The Security Implications
While the death of 29-year-old journalist Lyra McKee is tragic, it doesn't reflect an increase in the capabilities of dissident militants in Northern Ireland. Civil disorder in heavily Catholic neighborhoods such as Creggan is not uncommon, especially leading up to and during important holidays. With Easter and the anniversary of the 1916 Easter Rising drawing near, dissident republicans and those sympathetic to the republican cause are more likely to cause disturbances.
The incident illustrates how the persistent threat of political violence remains fairly well contained. Public disorder was restricted to the Creggan area, and other than McKee's death, damage was limited. Sectarian tensions in Northern Ireland continue to motivate low-level attacks and sporadic civil disorder. However, dissident republicans are extremely limited in terms of tradecraft, finance, logistics, and political support. Of the highly publicized incidents this year, the unrest in Creggan is the first to result in a fatality.
Sectarian tensions in Northern Ireland continue to motivate low-level attacks and sporadic civil disorder. However, political, financial, logistical support for dissident republicans is limited.
The Geopolitical Implications
The journalist's death comes at a time of debate over the future of Northern Ireland as the United Kingdom pursues its Brexit plan. A British departure from the European Union without an agreement on their future relationship could result in border controls between Northern Ireland, a constituent of the United Kingdom, and the Republic of Ireland, an EU member. In reaction to the death, the major Northern Irish political parties — from the nationalist and unionist sides alike — issued a joint statement of condemnation emphasizing the importance of continuing the peace process.
The imposition of a hard border between Ireland and Northern Ireland would disrupt the Good Friday Agreement that has for the most part brought decades of sectarian violence in the region to an end. That's why the imposition of Brexit without a plan for managing that border could directly threaten the peace.
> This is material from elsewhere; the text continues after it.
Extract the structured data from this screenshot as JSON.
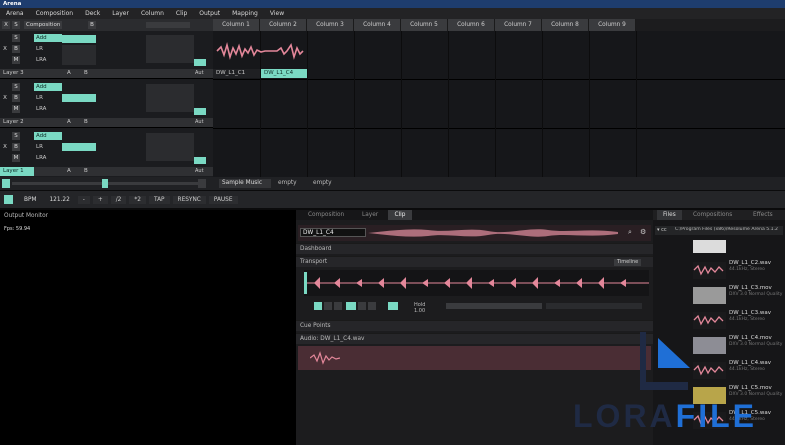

If anything, the McKee's death confirms the position taken by the Irish government and the European Union that keeping the Irish border open is an essential part of the Brexit process.